- The segment of PR 280 with the highest traffic volumes is between PR 391 and Split Lake. In 2016, traffic counts were approximately 350 vehicles per day (15 per hour). Of the 350 vehicles per day, about 60 were large trucks (average of 2 to 3 per hour). These traffic counts are considered very low compared to other highways in Manitoba.
- Large trucks (5 axles and over) account for 15 to 20 per cent of all traffic on PR 280.
- Small passenger vehicles (i.e. cars and light trucks) account for approximately 80 per cent of vehicles exceeding the posted speed limit.
- The month with the heaviest traffic on PR 280 was March 2016, with an average of 238 small vehicles per day and 88 trucks per day (northbound and southbound combined). The month with the lightest traffic was May 2016, with an average of 146 small vehicles per day and 35 trucks per day (northbound and southbound combined).
Investing in the roads
We are committed to helping the Province improve PR 280 and PR 290. We contribute funds to Manitoba Infrastructure to complete various road reconstruction projects and general maintenance. These contributions will continue through 2019.
Since 2009, we have made significant contributions towards road upgrades and maintenance, including:
- reconstruction of 42 kilometres of PR 280;
- an Augmented Maintenance Program (2015 to 2020) to support additional maintenance activities, including increased grading, traffic gravel application, dust abatement, and signage;

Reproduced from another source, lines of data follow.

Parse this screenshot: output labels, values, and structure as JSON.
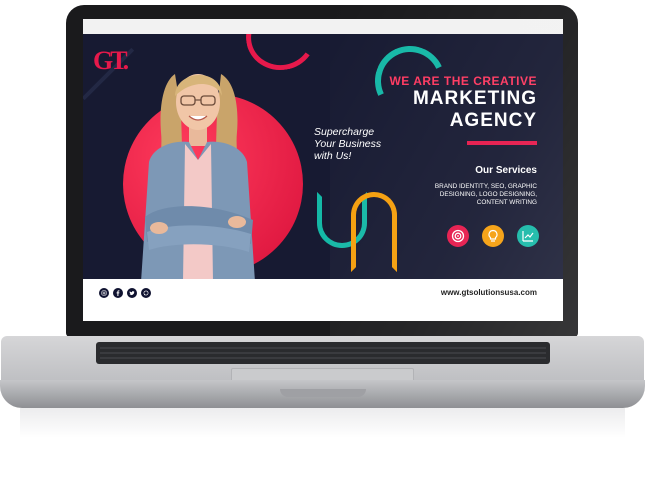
{
  "logo": {
    "text": "GT."
  },
  "banner": {
    "kicker": "WE ARE THE CREATIVE",
    "headline_line1": "MARKETING",
    "headline_line2": "AGENCY",
    "tagline_line1": "Supercharge",
    "tagline_line2": "Your Business",
    "tagline_line3": "with Us!",
    "services_title": "Our Services",
    "services_line1": "BRAND IDENTITY, SEO, GRAPHIC",
    "services_line2": "DESIGNING, LOGO DESIGNING,",
    "services_line3": "CONTENT WRITING",
    "service_icons": [
      {
        "name": "target-icon",
        "color": "#e6194b"
      },
      {
        "name": "lightbulb-icon",
        "color": "#f59e0b"
      },
      {
        "name": "growth-chart-icon",
        "color": "#14b8a6"
      }
    ]
  },
  "footer": {
    "social_icons": [
      "instagram-icon",
      "facebook-icon",
      "twitter-icon",
      "whatsapp-icon"
    ],
    "website": "www.gtsolutionsusa.com"
  },
  "colors": {
    "banner_bg": "#171a32",
    "accent_red": "#e6194b",
    "accent_teal": "#14b8a6",
    "accent_orange": "#f59e0b"
  }
}
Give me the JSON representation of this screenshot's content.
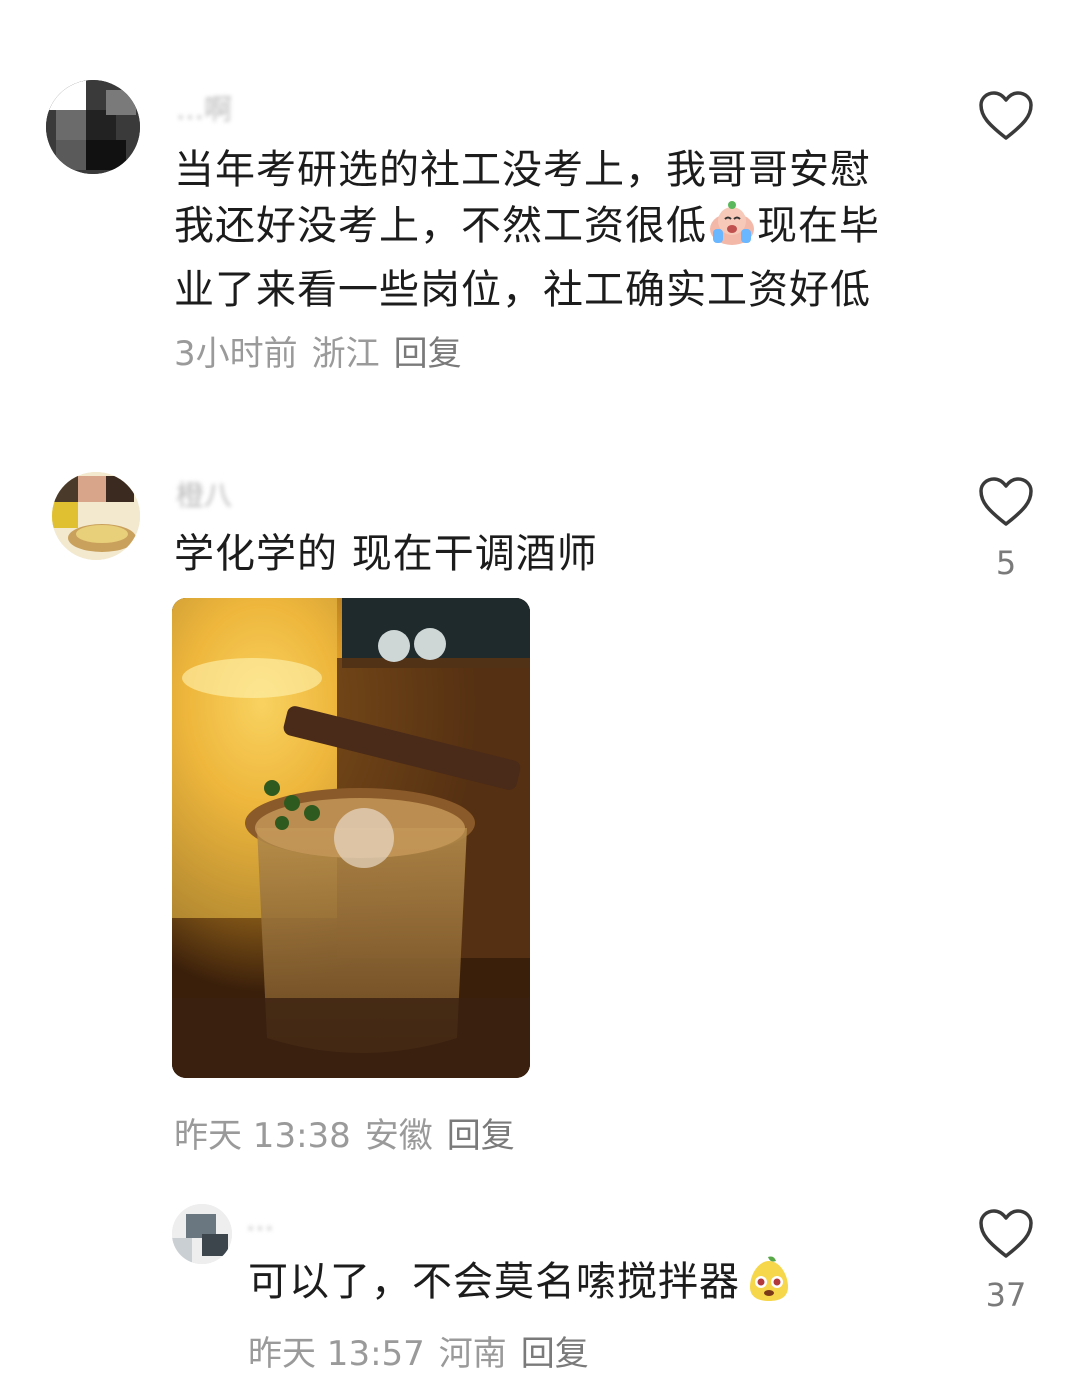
{
  "comments": [
    {
      "username": "…啊",
      "text_line1": "当年考研选的社工没考上，我哥哥安慰",
      "text_line2a": "我还好没考上，不然工资很低",
      "text_line2b": "现在毕",
      "text_line3": "业了来看一些岗位，社工确实工资好低",
      "emoji": "crying-face",
      "time": "3小时前",
      "region": "浙江",
      "reply_label": "回复",
      "likes": ""
    },
    {
      "username": "橙八",
      "text": "学化学的 现在干调酒师",
      "image_desc": "cocktail-photo",
      "time": "昨天 13:38",
      "region": "安徽",
      "reply_label": "回复",
      "likes": "5"
    },
    {
      "username": "…",
      "text": "可以了，不会莫名嗦搅拌器",
      "emoji": "pear-face",
      "time": "昨天 13:57",
      "region": "河南",
      "reply_label": "回复",
      "likes": "37"
    }
  ],
  "icons": {
    "like": "heart-outline-icon"
  },
  "colors": {
    "meta": "#9a9a9a",
    "text": "#1c1c1c"
  }
}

- operation of the existing weigh station on PTH 6, near Thompson, to address concerns related to truck weights and convoys. All of our project-related traffic is required to report to the weigh station before travelling on PR 280 and PR 290;
- installation of 5 traffic monitoring stations to track vehicle counts, vehicle types, and speeds.
Reducing our impact
We have developed a comprehensive transportation management plan to reduce the impacts of project traffic on PR 280 and PR 290. The plan includes:
- pre-hauling materials during the winter months;
- night hauling;
- reductions in truck traffic or reductions in truck weights during periods when the road condition is significantly deteriorated;
- operation of the weigh station;
- increased communication with staff, contractors, and other road users.
The initiatives being implemented under our plan will help reduce wear and tear on the road and allow Manitoba Infrastructure to better maintain the road condition.
Working with our neighbours
A PR 280 Joint Advisory Committee was formed by the Province in 2014, to provide a forum for community input into the planning of upgrades to PR 280. The committee includes representatives from Manitoba Hydro, Manitoba Infrastructure, Manitoba Indigenous and Municipal Relations, and 5 neighbouring communities.
We have set clear driver expectations for all contractors travelling on PR 280 and PR 290 to:
- be courteous;
- obey posted speed limits;
- drive to road conditions;
- report to the weigh station to receive a scale ticket when report lights are flashing;
- hand in scale tickets at the project security gates;
- prevent convoys by leaving a minimum spacing of 1 kilometre between other trucks.
PTH 6 weigh station personnel and security gate personnel at the Keeyask and Keewatinohk project sites have been instructed to stagger the departure of trucks to minimize convoys.
To improve visibility and road safety, Manitoba Infrastructure applies a dust suppressant on the road surface to reduce the amount of dust being kicked up by traffic. Vehicles will face delays every now and then along their travels on PR 280 and PR 290 due to road conditions or construction.
Manitoba Infrastructure is responsible for the development of transportation policy and legislation, and for the management of the province’s vast infrastructure network. Additional information can be found on the Manitoba Infrastructure website, including guidelines for hauling oversized loads on PR 280 and PR 290.
Contact Manitoba Infrastructure, Northern Regional Office, Thompson: 204-677-6540.
Contact Manitoba Hydro: firstname.lastname@example.org.